This Book is Not Good for You
A sweet treat or a poisonous disaster? The third installment to the enthralling Secret Series is as spectacular as the rest. This Book Is Not Good For You by Pseudonymous Bosch is a hilarious and captivating read. For the past two adventures, Cassandra and Max-Ernest have been protecting mysterious artifacts from the terrible Midnight Sun. This exclusive society searches for the Secret, but fails at every turn. In this epic mystery, the Secret is a little more sweet. But don’t be fooled, this book is not good for you. Cass and Max-Ernest are of the younger crowd in the mysterious Terces Society, whose sole mission is to protect the Secret. The newest character is Yoji, or Yo-Yoji, a shoe-obsessed computer whiz with an unclear attraction to Cass. In all of the evolving friends is Max-Ernest, who is wary of the idea that people change. In fact, the idea that his crazy divorced parents might get together again makes Max-Ernest uncomfortable. He had always been used to his parents hating each other, but now they seemed closer than ever, and it was his worst nightmare. Cassandra, the nub of the group, worries about who her parents are, as her ‘mother’ admitted that she was adopted. A mysterious man had just delivered her to her ‘grandparents’ and left. Cass wanted answers. The trio search for the ancient Aztec ‘tuning fork’ which turned any liquid into a chocolate delight, and it’s ties to the Secret. All these delicious sweets will be revealed in a wild trek through the past.
I could not close this book. Every word kept me guessing to the end. Normally I can guess who has a crush on who, but in this book it is unclear if one boy or both like Cass, and if she likes them in return. Although unimportant, the romance section of this book needs work. Another topic that could have been modified was the predictable reaction from Cass about being adopted. It seemed cliché that Cass felt hurt that she wasn’t her mother’s child and lashed out at everyone. I felt less respect for Cass because of her reaction, but I still enjoyed the book. Other than that, I felt the secrecy was superb, and the little fun facts about random things like monkey breeds or mythology from the author were interesting. The serious story was kept light by the author’s little sarcastic notes on the character’s actions and feelings.
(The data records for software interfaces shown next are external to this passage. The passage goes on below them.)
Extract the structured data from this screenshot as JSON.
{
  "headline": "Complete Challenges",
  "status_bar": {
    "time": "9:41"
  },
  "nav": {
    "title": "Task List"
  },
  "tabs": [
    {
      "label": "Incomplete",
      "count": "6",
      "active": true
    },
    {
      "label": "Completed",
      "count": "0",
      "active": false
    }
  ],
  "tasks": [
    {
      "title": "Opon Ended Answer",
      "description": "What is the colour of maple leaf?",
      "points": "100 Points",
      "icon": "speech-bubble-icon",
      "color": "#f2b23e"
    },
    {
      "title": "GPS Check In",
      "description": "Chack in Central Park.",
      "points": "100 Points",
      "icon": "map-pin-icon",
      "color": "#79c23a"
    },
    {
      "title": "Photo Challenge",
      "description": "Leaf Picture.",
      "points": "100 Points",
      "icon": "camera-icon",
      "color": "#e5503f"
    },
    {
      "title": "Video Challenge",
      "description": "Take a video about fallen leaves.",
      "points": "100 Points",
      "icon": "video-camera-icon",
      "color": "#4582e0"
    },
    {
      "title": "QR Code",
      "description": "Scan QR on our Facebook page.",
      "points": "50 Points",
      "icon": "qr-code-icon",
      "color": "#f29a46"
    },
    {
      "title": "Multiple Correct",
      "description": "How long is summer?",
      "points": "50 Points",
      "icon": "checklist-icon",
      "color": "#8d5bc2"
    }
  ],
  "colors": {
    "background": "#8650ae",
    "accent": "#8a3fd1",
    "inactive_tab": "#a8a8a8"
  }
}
Overall, I can’t stop praising this book, and I would suggest reading all of the prior books to fully understand this delicious treat.
Author: Pseudonymous Bosch